By Julia Fioretti
BRUSSELS (Reuters) - The European Commission charged Google Inc on Wednesday with cheating competitors by distorting Internet search results to favor its own shopping service, and opened a separate investigation into its Android mobile operating system.
If found guilty, the U.S. tech giant, which handles over 90 percent of web searches in Europe, could face billions of euros of fines and be forced to change its business practices.
WHAT IS GOOGLE ACCUSED OF?
When the investigation was opened in November 2010, then Competition Commissioner Joaquin Almunia set out four concerns.
The first, to which Wednesday's statement of objections relates, concerns the way in which Google allegedly positions its Google Shopping service above rivals' services, irrespective of its merits.
The other concerns - which could lead to similar charge sheets - relate to alleged "web scraping" to copy rivals' content, exclusivity arrangements with advertising partners, and restrictions on moving online advertising campaigns to competing platforms.
Competition Commissioner Margrethe Vestager, a Danish liberal, said Wednesday's decision to focus on Google's shopping service does not preclude following up with formal charges concerning the three remaining areas of investigation.
Proving that Google abused its dominance in online search could set a precedent for those future cases, she said.
The sending of a formal statement of objections setting out the Commission's concerns with Google's behavior starts a new phase in the five-year, politically charged investigation.
If found guilty, the U.S. tech giant could be fined up to 10 percent of its revenue, or $6.6 billion.
A statement of objections - which lawyers say usually leads to fines - allows Google to study the evidence against it, reply in writing within 10 weeks and request an oral hearing at which it can defend itself in front of the Commission's competition officials behind closed doors.
A redacted charge sheet is also sent to the complainants, which include Microsoft, Expedia and Foundem, a UK-based shopping comparison website. The complainants would have a right to give evidence at such a hearing.

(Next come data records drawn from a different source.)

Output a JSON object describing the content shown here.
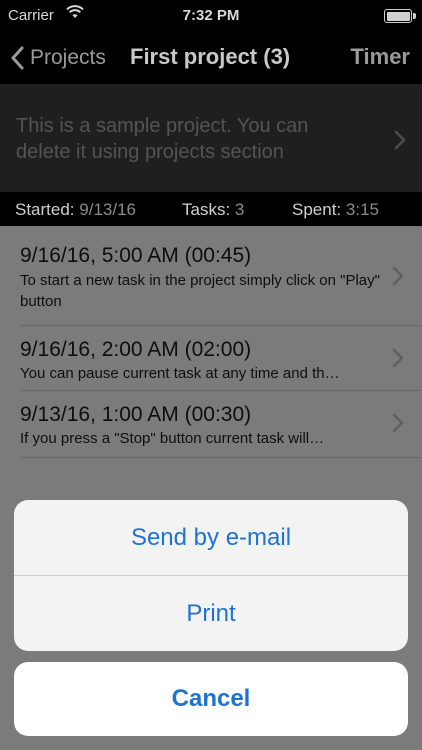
{
  "status_bar": {
    "carrier": "Carrier",
    "time": "7:32 PM"
  },
  "nav": {
    "back_label": "Projects",
    "title": "First project (3)",
    "right_label": "Timer"
  },
  "project": {
    "description": "This is a sample project. You can delete it using projects section"
  },
  "stats": {
    "started_label": "Started:",
    "started_value": "9/13/16",
    "tasks_label": "Tasks:",
    "tasks_value": "3",
    "spent_label": "Spent:",
    "spent_value": "3:15"
  },
  "tasks": [
    {
      "title": "9/16/16, 5:00 AM (00:45)",
      "subtitle": "To start a new task in the project simply click on \"Play\" button"
    },
    {
      "title": "9/16/16, 2:00 AM (02:00)",
      "subtitle": "You can pause current task at any time and th…"
    },
    {
      "title": "9/13/16, 1:00 AM (00:30)",
      "subtitle": "If you press a \"Stop\" button current task will…"
    }
  ],
  "action_sheet": {
    "email_label": "Send by e-mail",
    "print_label": "Print",
    "cancel_label": "Cancel"
  },
  "colors": {
    "accent": "#1f72d6",
    "nav_background": "#000000"
  }
}
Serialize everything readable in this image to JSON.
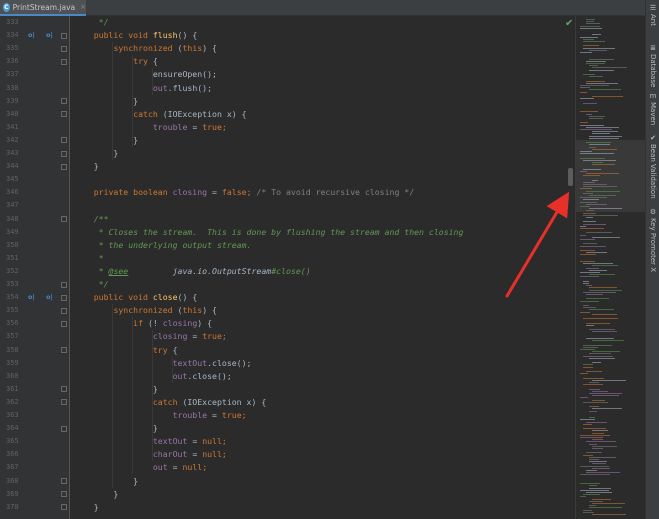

Following a hearing, the company can either offer legally binding commitments to change its behavior - thereby avoiding a hefty fine - or refuse to settle, in which case the Commission can impose a fine and order it to change its business practices. The company can then appeal, which would likely result in court action that can take several years. In an earlier case against Microsoft, the Commission fined the offending company again for failing to implement the remedies it had ordered properly.
Almunia rejected three settlement proposals from Google following criticism from rivals and politicians, mostly in Germany, and opposition within the Commission.
The Commission's fresh probe into Google's Android mobile operating system, which powers the majority of smartphones in Europe, comes after receiving two complaints and conducting its own initial investigation.
Android, used on smartphones and tablets, is an open-source software meaning it can be freely used and developed by anyone. However, manufacturers must enter into agreements with Google if they want to install its applications and services.
The Commission will focus on three areas of concern:
- whether Google hindered the development of rival mobile applications and services by requiring manufacturers to exclusively pre-install its own applications and services, such as Google Maps;
- whether Google prohibited smartphone and tablet manufacturers from developing modified and potentially competing versions of Android on other devices;
- whether Google hindered the access of rival services and applications by bundling some of its products which are distributed on Android devices with other Google applications.
The Commission has no deadline to complete its investigation. If it finds enough evidence, it can send Google another statement of objections. In the meantime Google may try to reach a settlement by offering concessions to allay the regulator's concerns.
(Editing by Paul Taylor)